Transducer: Any device that can convert a first energy type into acoustic, sonic or vibrational energy. Typically, the first energy type is electrical, electromagnetic or electrostatic energy. Transducers may be of any type including single-element, multielement, arrays, mechanically focused, acoustically lensed, mechanically unfocused, mechanically collimated, mechanically defocused, mechanically scanned, electronically scanned, etc. Multiple different transducers may be used in one or more plumes or films or two or more transducers may simultaneously be operated with different acoustic parameters.
Multi-step process: Any workpiece cleaning or treatment process wherein at least one operative parameter or constituent is changed during the total overall process-even if it is merely altered between on and off or between two fixed values. The parameter may be a liquid flow, an additive concentration, a plume shape-change (e.g., film to spray), an acoustic power, a temperature, a flow rate, etc. A typical multi-step process would be an acoustic clean followed by a rinse.
Attenuation: A measure of the time it takes for acoustic waves to decay from 90% of their initial value to 10% of their initial value. Typically, with a few exceptions, attenuation rates rise with frequency and the addition of additives including bubbles.
Water: Typically, untreated faucet or well water, treated or softened municipal water, or filtered water of any type. May be provided from domestic or industrial plumbing, from a user-reservoir or tank, from a hose, from a tanker-truck or a deionized water system. Water particularly for cleaning is beneficially treated to remove potential residues such as carbonates or particulates.
Disruptive: Altering or changing a property of an object or its surface. Used to distinguish the aggressive cleaning action of our acoustically energized liquid streams from the deliberately delicate non-disruptive acoustically energized liquids streams of the NDT prior art. We note that disruption may take place on the surface of the workpiece most commonly, but we also anticipate the ingress into the workpiece of some liquid, additive, and acoustical energy such that sub-surface regions may also be disrupted or altered. A good example of this would be the inventive disruption of a permeable material for at least several cell-dimensions distance below the exposed surface.
Target surface: The site to which the acoustically energized liquid stream is directed. The surface can include materials that are impermeable, permeable, or any combination of properties that affect the interaction of the liquid and the object that it impacts. The target surface may be below, adjacent beside or even above the device. In many applications, such as cleaning or treating permeable fabric from roll-to-roll, the wetting and cleaning action will take place through the entire fabric thickness-perhaps with some or all used liquid leaking through the fabric-despite the cleaning wand being on just one side of the fabric web.

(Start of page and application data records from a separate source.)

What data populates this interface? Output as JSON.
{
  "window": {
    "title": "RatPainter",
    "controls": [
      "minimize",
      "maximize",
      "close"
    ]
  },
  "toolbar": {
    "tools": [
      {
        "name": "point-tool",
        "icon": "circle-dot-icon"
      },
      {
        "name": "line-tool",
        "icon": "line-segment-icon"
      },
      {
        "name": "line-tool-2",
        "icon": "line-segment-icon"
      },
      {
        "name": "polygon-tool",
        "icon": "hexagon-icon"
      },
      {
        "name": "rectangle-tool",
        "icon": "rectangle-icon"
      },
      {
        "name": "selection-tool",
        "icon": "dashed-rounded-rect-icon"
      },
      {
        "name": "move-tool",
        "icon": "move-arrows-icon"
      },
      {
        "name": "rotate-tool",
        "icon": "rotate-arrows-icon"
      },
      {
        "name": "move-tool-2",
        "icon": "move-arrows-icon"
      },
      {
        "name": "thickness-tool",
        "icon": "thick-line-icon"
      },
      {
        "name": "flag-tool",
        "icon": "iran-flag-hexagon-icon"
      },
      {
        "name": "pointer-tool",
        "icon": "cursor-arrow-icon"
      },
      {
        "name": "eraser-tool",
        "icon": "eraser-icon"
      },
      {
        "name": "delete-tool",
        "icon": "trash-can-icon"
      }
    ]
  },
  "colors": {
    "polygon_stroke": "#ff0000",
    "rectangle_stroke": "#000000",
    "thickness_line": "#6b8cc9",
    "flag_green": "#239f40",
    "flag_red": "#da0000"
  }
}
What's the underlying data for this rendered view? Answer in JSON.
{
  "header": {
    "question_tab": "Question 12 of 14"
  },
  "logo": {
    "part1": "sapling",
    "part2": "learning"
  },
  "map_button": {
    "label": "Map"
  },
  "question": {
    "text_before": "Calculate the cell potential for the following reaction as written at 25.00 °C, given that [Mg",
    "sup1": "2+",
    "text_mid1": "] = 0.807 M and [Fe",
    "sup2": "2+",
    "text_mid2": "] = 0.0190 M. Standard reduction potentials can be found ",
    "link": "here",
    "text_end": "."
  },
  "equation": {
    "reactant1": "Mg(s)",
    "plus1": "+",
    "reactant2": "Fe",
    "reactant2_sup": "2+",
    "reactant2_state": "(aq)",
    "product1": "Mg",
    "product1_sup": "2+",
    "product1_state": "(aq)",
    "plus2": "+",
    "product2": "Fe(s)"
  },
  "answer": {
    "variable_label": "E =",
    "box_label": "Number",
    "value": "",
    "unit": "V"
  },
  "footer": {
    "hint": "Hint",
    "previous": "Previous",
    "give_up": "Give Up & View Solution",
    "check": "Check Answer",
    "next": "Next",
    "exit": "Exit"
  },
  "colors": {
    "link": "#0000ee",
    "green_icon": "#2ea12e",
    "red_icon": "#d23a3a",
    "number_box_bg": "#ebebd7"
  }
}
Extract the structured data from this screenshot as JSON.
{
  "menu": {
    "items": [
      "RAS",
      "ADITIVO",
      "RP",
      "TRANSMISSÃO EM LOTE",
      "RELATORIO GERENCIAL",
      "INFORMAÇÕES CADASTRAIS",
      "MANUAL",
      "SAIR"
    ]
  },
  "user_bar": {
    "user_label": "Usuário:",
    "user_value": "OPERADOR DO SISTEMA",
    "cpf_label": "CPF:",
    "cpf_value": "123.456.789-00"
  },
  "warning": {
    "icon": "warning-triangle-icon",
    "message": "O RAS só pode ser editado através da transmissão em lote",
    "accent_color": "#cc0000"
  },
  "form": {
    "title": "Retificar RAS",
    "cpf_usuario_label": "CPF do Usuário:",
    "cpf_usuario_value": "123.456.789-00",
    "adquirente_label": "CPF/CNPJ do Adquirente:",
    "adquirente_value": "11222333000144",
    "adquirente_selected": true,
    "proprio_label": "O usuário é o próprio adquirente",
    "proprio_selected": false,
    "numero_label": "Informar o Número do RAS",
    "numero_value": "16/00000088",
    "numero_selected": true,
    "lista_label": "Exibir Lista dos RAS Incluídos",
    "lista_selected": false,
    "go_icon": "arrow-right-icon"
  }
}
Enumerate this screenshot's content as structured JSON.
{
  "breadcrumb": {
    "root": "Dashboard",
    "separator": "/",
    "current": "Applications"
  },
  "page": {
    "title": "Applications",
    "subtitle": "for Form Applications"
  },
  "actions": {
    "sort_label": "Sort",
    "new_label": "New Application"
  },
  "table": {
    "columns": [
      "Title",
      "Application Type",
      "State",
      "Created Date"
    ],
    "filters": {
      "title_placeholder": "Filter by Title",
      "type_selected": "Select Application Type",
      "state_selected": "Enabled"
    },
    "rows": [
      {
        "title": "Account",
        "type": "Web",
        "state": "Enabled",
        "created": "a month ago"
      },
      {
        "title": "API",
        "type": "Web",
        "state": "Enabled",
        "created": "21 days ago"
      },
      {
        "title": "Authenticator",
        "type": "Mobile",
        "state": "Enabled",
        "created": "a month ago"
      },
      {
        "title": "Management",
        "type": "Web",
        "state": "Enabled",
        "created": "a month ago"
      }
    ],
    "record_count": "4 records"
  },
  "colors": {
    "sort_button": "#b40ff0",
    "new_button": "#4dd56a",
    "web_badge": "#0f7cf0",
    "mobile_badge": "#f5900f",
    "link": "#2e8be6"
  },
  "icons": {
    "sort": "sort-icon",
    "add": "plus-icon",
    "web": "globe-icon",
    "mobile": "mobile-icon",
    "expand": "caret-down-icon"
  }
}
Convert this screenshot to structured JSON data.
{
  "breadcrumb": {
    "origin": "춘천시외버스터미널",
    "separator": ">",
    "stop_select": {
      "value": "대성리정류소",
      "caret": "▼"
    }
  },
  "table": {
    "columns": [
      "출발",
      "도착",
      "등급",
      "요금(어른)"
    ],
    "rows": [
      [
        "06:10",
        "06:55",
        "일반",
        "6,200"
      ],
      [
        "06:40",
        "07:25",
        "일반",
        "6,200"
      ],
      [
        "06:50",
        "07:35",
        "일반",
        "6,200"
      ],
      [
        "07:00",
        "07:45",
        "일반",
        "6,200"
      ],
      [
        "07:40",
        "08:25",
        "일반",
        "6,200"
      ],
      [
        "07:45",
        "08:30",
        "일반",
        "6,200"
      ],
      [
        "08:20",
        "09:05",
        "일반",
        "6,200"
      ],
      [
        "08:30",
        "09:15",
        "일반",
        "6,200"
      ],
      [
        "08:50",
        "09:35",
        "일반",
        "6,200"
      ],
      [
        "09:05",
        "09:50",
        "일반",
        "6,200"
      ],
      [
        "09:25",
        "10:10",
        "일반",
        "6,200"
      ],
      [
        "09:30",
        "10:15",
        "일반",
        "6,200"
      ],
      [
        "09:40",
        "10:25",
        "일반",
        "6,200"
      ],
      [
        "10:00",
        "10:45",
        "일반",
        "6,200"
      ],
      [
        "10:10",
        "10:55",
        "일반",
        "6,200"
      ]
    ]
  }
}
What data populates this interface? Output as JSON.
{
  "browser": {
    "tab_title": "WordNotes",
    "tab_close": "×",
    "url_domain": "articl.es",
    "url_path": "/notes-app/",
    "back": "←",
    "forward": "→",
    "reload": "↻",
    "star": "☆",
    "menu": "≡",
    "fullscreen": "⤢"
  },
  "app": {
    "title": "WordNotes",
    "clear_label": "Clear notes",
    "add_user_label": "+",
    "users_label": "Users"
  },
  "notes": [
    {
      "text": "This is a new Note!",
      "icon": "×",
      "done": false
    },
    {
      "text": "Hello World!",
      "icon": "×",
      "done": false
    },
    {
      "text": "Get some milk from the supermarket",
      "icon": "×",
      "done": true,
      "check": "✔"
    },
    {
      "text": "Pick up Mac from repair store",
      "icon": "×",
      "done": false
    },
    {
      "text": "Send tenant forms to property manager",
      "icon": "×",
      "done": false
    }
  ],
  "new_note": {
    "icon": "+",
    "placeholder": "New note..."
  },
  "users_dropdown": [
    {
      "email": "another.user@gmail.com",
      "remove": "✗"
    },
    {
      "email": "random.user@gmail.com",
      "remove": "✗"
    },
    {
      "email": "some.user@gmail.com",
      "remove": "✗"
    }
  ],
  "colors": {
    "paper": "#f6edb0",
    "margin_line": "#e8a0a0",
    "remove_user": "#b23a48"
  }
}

While operating in the cavitational mode, the invention may be used, for example, for wound-cleaning or debridement. In this case, damage is actually desired to remove scab and other undesired tissue and exudates.
Further, while operating in either the cavitational or non-cavitational modes, one may utilize the apparatus to enhance the permeability of the skin or to treat burns, for example.
Both of these examples are of surface-driven processes not taught by the prior art using our type of apparatus and method.
While the invention has been described in detail with reference to preferred embodiments thereof, it will be apparent to one skilled in the art that various changes can be made, and equivalents employed, without departing from the scope of the invention. Specific examples of the invention described herein are not exclusive of other applicable structures and methods.